TASK TO COMPLETE – Below are some records; reproduce every one of them exactly.
--*--
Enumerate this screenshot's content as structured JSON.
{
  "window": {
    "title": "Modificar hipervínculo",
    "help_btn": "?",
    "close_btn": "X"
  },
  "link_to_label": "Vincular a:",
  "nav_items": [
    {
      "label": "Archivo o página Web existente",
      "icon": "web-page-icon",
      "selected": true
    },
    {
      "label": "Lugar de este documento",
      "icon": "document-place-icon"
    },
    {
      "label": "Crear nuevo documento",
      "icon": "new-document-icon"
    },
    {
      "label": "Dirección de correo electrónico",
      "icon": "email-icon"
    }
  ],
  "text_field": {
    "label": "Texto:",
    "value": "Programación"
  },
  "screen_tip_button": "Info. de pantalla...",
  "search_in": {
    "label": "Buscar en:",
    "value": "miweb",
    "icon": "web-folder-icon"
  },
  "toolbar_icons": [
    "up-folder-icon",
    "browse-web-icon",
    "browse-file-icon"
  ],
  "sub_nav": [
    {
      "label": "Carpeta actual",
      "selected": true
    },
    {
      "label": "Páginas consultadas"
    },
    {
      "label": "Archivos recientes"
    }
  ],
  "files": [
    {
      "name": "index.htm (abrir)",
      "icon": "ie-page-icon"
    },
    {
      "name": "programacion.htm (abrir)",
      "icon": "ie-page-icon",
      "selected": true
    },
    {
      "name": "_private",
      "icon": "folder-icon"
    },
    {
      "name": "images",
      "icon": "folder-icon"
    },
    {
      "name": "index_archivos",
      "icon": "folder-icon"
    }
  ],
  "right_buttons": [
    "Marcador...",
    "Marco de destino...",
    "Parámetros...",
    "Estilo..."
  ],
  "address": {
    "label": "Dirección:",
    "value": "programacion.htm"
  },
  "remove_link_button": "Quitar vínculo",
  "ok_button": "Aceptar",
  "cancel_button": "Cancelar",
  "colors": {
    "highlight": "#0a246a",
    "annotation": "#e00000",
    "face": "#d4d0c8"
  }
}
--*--
SOLUTION TO THIS EXERCISE –
Enumerate this screenshot's content as structured JSON.
{
  "window": {
    "title": "Modificar hipervínculo",
    "help_btn": "?",
    "close_btn": "X"
  },
  "link_to_label": "Vincular a:",
  "nav_items": [
    {
      "label": "Archivo o página Web existente",
      "icon": "web-page-icon",
      "selected": true
    },
    {
      "label": "Lugar de este documento",
      "icon": "document-place-icon"
    },
    {
      "label": "Crear nuevo documento",
      "icon": "new-document-icon"
    },
    {
      "label": "Dirección de correo electrónico",
      "icon": "email-icon"
    }
  ],
  "text_field": {
    "label": "Texto:",
    "value": "Programación"
  },
  "screen_tip_button": "Info. de pantalla...",
  "search_in": {
    "label": "Buscar en:",
    "value": "miweb",
    "icon": "web-folder-icon"
  },
  "toolbar_icons": [
    "up-folder-icon",
    "browse-web-icon",
    "browse-file-icon"
  ],
  "sub_nav": [
    {
      "label": "Carpeta actual",
      "selected": true
    },
    {
      "label": "Páginas consultadas"
    },
    {
      "label": "Archivos recientes"
    }
  ],
  "files": [
    {
      "name": "index.htm (abrir)",
      "icon": "ie-page-icon"
    },
    {
      "name": "programacion.htm (abrir)",
      "icon": "ie-page-icon",
      "selected": true
    },
    {
      "name": "_private",
      "icon": "folder-icon"
    },
    {
      "name": "images",
      "icon": "folder-icon"
    },
    {
      "name": "index_archivos",
      "icon": "folder-icon"
    }
  ],
  "right_buttons": [
    "Marcador...",
    "Marco de destino...",
    "Parámetros...",
    "Estilo..."
  ],
  "address": {
    "label": "Dirección:",
    "value": "programacion.htm"
  },
  "remove_link_button": "Quitar vínculo",
  "ok_button": "Aceptar",
  "cancel_button": "Cancelar",
  "colors": {
    "highlight": "#0a246a",
    "annotation": "#e00000",
    "face": "#d4d0c8"
  }
}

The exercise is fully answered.